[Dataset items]

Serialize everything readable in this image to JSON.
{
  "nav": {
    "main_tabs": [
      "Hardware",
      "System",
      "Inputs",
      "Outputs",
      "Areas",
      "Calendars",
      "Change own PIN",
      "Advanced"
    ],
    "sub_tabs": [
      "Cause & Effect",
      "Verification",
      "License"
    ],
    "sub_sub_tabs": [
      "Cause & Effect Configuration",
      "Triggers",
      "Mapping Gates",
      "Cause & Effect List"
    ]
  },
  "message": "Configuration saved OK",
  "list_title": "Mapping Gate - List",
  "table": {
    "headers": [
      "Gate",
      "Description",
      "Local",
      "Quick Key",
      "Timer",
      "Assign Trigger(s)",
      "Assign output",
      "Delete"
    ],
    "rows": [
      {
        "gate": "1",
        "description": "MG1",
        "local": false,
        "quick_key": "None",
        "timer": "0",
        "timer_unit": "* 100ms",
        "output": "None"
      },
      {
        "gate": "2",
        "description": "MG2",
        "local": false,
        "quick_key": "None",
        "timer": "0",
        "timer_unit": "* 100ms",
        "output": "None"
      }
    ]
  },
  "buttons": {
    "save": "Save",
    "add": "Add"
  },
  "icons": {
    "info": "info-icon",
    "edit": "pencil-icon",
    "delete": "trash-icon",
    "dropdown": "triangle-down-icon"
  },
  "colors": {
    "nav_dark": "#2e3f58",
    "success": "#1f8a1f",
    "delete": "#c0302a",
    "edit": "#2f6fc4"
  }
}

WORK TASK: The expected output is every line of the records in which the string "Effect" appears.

PROBLEM SOLUTION:
      "Cause & Effect",
      "Cause & Effect Configuration",
      "Cause & Effect List"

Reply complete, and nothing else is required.